[Opening MATERIAL PROVIDED section]
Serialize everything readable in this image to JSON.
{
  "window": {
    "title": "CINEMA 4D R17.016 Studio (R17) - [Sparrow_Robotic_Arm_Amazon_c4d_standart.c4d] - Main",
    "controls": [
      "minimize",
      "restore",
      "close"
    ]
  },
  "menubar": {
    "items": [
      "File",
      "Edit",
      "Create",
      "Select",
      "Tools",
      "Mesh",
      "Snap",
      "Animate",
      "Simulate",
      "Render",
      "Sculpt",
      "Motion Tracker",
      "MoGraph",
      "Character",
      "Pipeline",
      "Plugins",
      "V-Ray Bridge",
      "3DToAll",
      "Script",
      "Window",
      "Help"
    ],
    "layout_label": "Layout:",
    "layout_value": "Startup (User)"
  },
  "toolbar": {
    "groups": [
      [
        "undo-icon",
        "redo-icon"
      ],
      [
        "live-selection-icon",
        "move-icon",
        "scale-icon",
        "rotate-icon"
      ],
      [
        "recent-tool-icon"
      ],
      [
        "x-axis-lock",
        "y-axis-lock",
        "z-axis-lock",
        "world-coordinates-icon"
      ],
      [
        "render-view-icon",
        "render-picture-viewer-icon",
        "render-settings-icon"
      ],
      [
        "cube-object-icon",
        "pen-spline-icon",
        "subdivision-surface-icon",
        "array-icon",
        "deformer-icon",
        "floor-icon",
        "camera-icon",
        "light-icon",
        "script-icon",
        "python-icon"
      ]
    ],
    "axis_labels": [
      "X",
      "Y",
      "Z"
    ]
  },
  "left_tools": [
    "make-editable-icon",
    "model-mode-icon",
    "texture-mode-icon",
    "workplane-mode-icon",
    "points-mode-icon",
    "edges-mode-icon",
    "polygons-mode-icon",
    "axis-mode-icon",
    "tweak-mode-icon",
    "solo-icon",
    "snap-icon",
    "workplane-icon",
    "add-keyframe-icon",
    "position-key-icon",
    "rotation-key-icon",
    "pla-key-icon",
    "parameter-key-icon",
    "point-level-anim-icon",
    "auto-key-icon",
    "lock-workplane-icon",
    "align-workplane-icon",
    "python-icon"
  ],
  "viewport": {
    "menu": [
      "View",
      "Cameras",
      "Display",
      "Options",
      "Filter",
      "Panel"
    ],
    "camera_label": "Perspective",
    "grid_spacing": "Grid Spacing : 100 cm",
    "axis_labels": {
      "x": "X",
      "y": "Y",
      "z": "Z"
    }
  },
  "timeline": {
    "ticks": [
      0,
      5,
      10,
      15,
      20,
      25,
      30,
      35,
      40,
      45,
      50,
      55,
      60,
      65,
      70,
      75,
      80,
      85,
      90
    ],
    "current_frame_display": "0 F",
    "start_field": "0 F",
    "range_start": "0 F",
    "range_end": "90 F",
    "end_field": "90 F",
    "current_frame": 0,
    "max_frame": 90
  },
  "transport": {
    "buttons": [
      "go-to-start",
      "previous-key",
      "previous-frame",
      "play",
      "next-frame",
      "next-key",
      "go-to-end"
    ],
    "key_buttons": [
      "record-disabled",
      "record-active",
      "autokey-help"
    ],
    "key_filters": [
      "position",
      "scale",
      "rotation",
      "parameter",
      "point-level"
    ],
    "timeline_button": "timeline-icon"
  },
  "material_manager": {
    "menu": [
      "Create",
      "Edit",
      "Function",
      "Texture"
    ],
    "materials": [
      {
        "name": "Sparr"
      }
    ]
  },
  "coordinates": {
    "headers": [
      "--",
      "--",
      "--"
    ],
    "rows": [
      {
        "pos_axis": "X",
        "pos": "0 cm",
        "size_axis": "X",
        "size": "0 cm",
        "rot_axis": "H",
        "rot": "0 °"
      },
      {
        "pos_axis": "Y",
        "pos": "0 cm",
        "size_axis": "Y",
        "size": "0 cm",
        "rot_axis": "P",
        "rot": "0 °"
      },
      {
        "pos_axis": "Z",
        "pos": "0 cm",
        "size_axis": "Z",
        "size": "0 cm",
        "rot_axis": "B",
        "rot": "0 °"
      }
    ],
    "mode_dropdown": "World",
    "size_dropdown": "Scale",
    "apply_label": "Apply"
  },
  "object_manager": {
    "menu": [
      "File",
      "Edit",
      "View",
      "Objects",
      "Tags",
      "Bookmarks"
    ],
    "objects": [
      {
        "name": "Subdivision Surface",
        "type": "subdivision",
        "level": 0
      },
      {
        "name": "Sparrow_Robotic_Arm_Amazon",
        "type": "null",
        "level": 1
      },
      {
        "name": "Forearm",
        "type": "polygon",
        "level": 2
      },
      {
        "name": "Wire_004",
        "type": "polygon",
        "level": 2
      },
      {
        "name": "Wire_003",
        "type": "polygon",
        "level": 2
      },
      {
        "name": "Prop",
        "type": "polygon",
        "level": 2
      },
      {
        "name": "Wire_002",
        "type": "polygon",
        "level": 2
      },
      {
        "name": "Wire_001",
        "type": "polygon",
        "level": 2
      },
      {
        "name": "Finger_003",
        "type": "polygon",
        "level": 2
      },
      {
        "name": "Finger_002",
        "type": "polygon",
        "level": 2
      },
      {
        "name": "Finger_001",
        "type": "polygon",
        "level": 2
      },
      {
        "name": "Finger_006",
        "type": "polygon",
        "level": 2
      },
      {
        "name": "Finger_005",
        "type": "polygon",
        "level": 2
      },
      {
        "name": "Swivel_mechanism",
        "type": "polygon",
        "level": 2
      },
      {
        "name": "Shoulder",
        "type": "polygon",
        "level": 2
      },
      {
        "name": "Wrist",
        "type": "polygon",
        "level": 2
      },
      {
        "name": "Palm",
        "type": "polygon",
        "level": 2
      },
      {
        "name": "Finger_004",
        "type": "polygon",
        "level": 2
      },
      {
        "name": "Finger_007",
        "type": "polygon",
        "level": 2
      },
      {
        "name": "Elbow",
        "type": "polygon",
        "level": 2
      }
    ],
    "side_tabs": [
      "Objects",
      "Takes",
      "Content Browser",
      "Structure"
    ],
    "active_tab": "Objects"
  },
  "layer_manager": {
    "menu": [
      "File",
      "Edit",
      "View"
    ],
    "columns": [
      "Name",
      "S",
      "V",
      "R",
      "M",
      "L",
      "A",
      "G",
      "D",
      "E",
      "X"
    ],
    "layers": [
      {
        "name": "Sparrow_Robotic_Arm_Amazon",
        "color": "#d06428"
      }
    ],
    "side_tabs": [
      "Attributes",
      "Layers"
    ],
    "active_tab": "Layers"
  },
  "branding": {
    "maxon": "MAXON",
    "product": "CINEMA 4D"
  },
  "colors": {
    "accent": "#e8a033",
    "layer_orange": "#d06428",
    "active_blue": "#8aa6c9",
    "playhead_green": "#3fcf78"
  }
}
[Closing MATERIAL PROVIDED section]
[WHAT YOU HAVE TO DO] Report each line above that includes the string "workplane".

[EXERCISE RESPONSE]
    "workplane-mode-icon",
    "workplane-icon",
    "lock-workplane-icon",
    "align-workplane-icon",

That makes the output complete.